2. The Zombie Survival Guide - Max Brooks
3. Pride & Prejudice & Zombies - Austen / Graeme-Smith
4. 'Monster' series - David Wellington 
5. The Art of Zombie Warfare - Scott Kenemore
6. Ex-Heroes - Peter Clines
7. The Walking Dead (Book #1) - Robert Kirkman
8. Cell - Stephen King
9. Patient Zero - Jonathan Maberry
10. The Zombie Combat Manual - Roger Ma

New zed-flavoured arrivals for the start of October include Night of the Living Trekkies (Kevin David Anderson), Valley of the Dead (Kim Paffenroth), Married With Zombies (Jesse Petersen), The Dead (Charlie Higson), and Shakespeare Undead (Lori Handeland).  

Saturday, October 2, 2010

Review: Valley of the Dead

Kim Paffenroth, 2010. Permuted Press

For seventeen years of his life, the exact whereabouts of the medieval Italian poet Dante Aligheri have remained unknown to modern scholars. What is known is that during this time he travelled as an exile across Europe, workling on his epic poem, The Divine Comedy. Now, however, the full truth can be revealed: that during his travels, Dante stumbled across an infestation of the living dead. The unspeakable acts he witnessed became the basis of the horrors described in the most famous volume of The Divine Comedy; Inferno, a description of Hell itself...

As with many things in life, while there's often great satisfaction to be gleaned from reading 'more of the same' in zombie fiction - the dead rise, mismatched survivors get thrown together, etc - I find the experience of reading a zombie novel that successfully breaks new ground to be one of life's greatest pleasures. For like-minded zombie obsessives, Kim Paffenroth's Valley of the Dead is definitely worth picking up.

While the tale clearly falls into the sub-sub-category of historical/zombie mash-up, it's certainly one of the better examples I've seen, with Paffenroth describing a  fictional journey from which passages in The Inferno have purportedly been derived. The structure of the novel cunningly recalls the structure of genuine medieval text, with our protagonists continually wandering from one set piece to another, each 'scene' exposing them to new characters and situations which end up prompting deep philosophical discussion on all manner of topics. It's in presenting these discussions that Paffenroth really shines, as those who have read the author's previous work (Dying to Live and its sequel, and the non-fiction tome Gospel of the Living Dead) will doubtless anticipate, and it must be said that the classic structure of Valley of the Dead allows Paffenroth to make the very most of his predilection.

Valley of the Dead may admittedly not be a novel suited to the tastes of all zombie fans.
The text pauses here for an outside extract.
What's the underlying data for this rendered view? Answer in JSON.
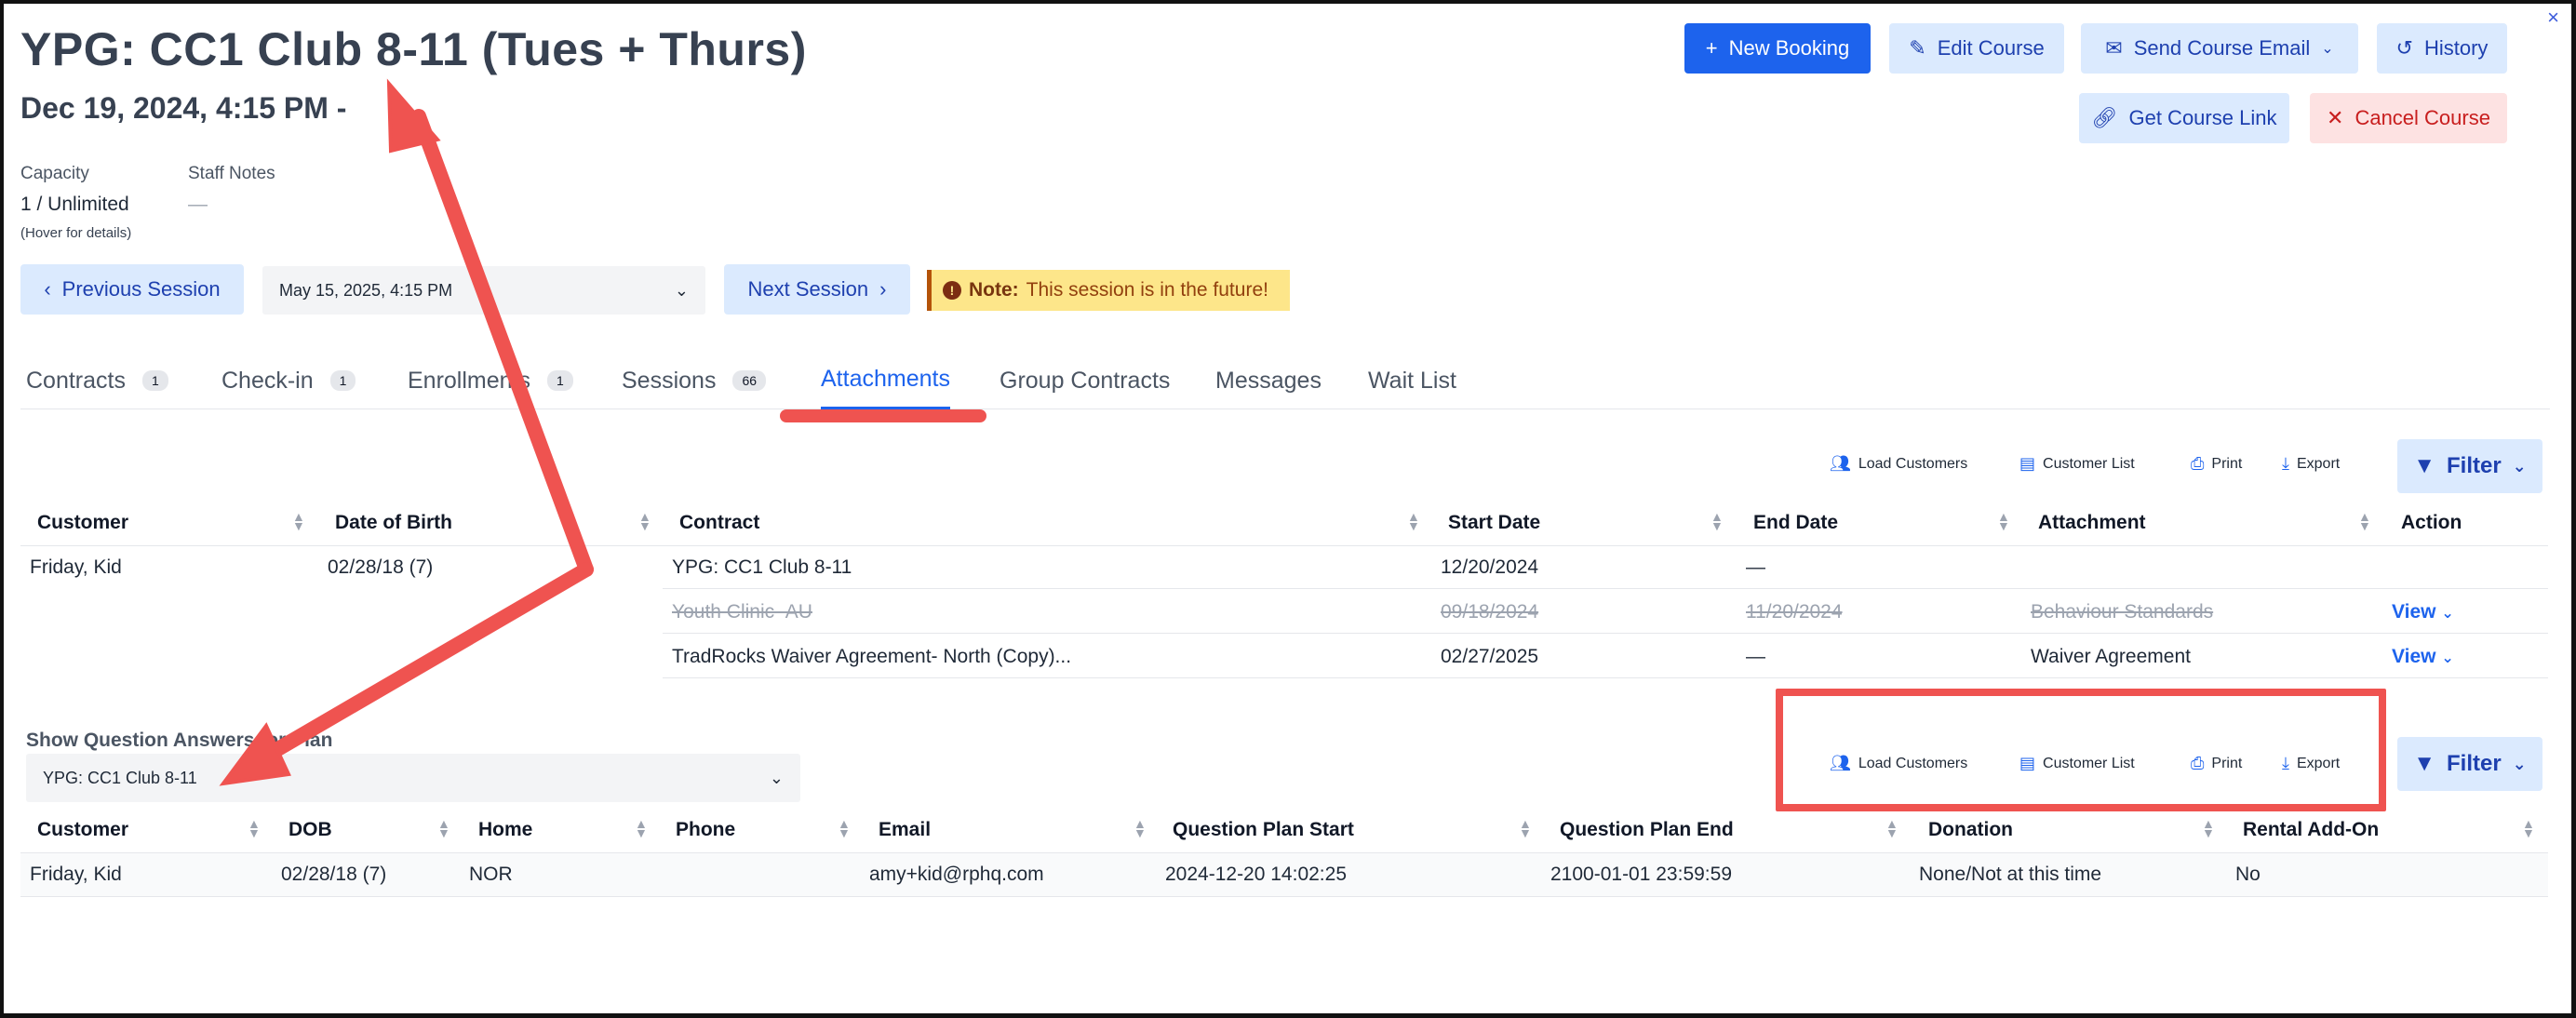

For those who can appreciate something a little different, however - something that requires a little more thought on the part of the reader - then Valley of the Dead is definitely worth investing your time in.